David Appleford is a member of the Phoenix Film Critics Society and the American Theatre Critics Association
To read more film and theatre reviews, plus navigate through archival material CLICK HERE to go to the David Appleford Film & Theatre Review website.
The question I am asked the most is, "Are you Australian or English?"
For the record, it's English. I was born in Tilbury, Essex, made temporarily famous by the film 'Elizabeth: The Golden Age' with Cate Blanchett. Tilbury is the town where Elizabeth 1st gave her infamous speech where she rallied the troops in preparation for the oncoming, though disastrous, attack from Spain. Look on a map of Britain, go to London, then slowly run your finger to the right along the River Thames. There's Tilbury.
The second question that I'm usually asked is, "Are you thinking of becoming an American citizen?"
Actually, I became a citizen in 2001, exactly one week after 9/11 when government offices around the country re-opened for the first time after the attack. Taking your citizenship and pledging allegiance to your adopted country is always an emotional moment, but the significance of the timing in September of 2001 made this ceremony all the more poignant.
According to the new horror/thriller
Massive, repulsive looking creatures known as ‘Kaiju’ are rising, one by one, from the depths and trampling over cities, Godzilla style, crushing everything in their path. At first, the attacks from those ridiculously oversized creatures appear random, but as Charlie Day as Dr. Newton Geizler discovers, the attacks are actually a disciplined series of maneuvers. These monsters are attacking all countries around the world under orders and with a specific objective; to wipe us out and take over. And the only way to fight back? Build giant, man-operated robots known as ‘Jaegers.’
Travis Beacham is credited for having written the story, but there really isn’t a story here, not in the traditional sense; it’s merely a setup. Beacham, along with director Gillermo del Toro sets everything up then lets it rip, for two ear-shattering hours, plus.
Reading the background to the film and how it came to be, it’s obvious that del Toro takes this stuff seriously, but after two hours of feeling as though you’re head has been continuously pummeled by a mallet you have to wonder, why? Why squander so much time, talent and money on yet another film that takes themes seen before and does them all over again, only this time with more creatures, more robots, and the volume turned up to 11?

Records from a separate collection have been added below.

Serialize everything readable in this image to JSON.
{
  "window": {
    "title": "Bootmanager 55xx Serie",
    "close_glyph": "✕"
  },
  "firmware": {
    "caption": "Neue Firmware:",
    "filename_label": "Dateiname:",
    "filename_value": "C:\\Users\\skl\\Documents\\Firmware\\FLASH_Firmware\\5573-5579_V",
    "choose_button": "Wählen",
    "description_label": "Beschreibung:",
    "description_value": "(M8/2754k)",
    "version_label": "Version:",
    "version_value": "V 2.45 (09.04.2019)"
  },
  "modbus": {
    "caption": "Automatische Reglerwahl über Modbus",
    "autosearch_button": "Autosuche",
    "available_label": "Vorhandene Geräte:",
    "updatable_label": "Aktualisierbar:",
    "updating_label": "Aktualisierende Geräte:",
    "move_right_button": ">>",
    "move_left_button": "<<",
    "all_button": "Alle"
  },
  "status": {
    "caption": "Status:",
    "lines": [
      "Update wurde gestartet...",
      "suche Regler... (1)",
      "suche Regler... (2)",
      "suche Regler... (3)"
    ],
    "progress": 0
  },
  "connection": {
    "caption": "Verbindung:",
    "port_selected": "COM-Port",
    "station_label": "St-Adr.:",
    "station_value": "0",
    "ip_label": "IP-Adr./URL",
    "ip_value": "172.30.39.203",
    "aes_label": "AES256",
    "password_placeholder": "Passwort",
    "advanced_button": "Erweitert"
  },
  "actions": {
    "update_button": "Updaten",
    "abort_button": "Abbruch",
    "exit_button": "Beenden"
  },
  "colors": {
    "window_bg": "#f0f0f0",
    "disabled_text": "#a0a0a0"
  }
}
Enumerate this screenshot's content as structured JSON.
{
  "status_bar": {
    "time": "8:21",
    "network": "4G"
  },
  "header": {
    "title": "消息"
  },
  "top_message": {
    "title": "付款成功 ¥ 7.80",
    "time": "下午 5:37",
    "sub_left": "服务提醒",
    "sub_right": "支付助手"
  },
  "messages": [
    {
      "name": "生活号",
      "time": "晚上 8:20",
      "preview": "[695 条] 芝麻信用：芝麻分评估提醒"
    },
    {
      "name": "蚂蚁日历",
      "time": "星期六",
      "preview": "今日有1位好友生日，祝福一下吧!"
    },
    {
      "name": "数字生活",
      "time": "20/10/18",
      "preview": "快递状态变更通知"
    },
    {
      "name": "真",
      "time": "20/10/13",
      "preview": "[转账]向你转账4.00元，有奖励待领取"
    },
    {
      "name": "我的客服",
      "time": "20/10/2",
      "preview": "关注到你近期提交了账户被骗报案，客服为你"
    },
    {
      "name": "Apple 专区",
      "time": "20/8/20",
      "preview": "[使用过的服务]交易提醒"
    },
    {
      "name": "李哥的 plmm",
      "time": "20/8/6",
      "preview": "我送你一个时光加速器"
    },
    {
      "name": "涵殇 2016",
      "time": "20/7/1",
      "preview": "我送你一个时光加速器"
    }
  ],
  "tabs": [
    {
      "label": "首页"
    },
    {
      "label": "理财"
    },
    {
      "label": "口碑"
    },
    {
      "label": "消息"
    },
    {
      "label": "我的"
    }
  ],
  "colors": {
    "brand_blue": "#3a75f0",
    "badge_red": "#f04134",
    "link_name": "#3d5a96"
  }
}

The answer, of course, is because this is where the action movie is going. After the screening, I overheard one enthusiastic attendee remark that this is what going to the cinema is all about. Really? Surely not. Films like Pacific Rim no longer resemble adventure movies as we know them; they are now thrill-seeking carnival side shows, experiences with all kinds of gimmicks, whistles and bells intended to overwhelm and exhaust, and presented in 3D, and in some cases, in IMAX. And just in case you want to continue the experience, a video game based on the film will also be released just as the film hits theatres.
Surprisingly, for a film that is intended to be so big, director del Toro has decided to shoot the film in a standard frame rather than widescreen. As is often the case where a film demands to look wide, the screen size for
The film attempts a certain amount of conflict among the human characters – the guilt of loss, the trust you have to put into others – but they’re overshadowed by the continuous feel of an expensive looking Mighty Morphin Power Rangers episode where all battles are either in swirling fog, in the pouring rain, or at stormy sea. As is his style, Del Toro has designed his monsters to look as repellent as possible, but with so many of these ugly creatures continuously attacking the world he’s succeeded in making the whole project appear equally repellent, and, as is often the case with recent action/adventure films, there is so much mayhem that in the end you no longer feel involved, it’s all just a lengthy series of visual cacophony that you’ll either love – because you truly don’t have to think – or it’ll have you running to the nearest exit.
One positive note: Ron Perlman as a black marketer dealing in monster organs delivers the best and funniest line in the film – but you have to sit through the whole movie and some of the end credits to catch it.
MPAA Rating: PG-13 Length: 131 minutes Overall Rating: 4 (out of 10)
For more film and local theatre reviews CLICK HERE to go to the David Appleford Film & Theatre Review website.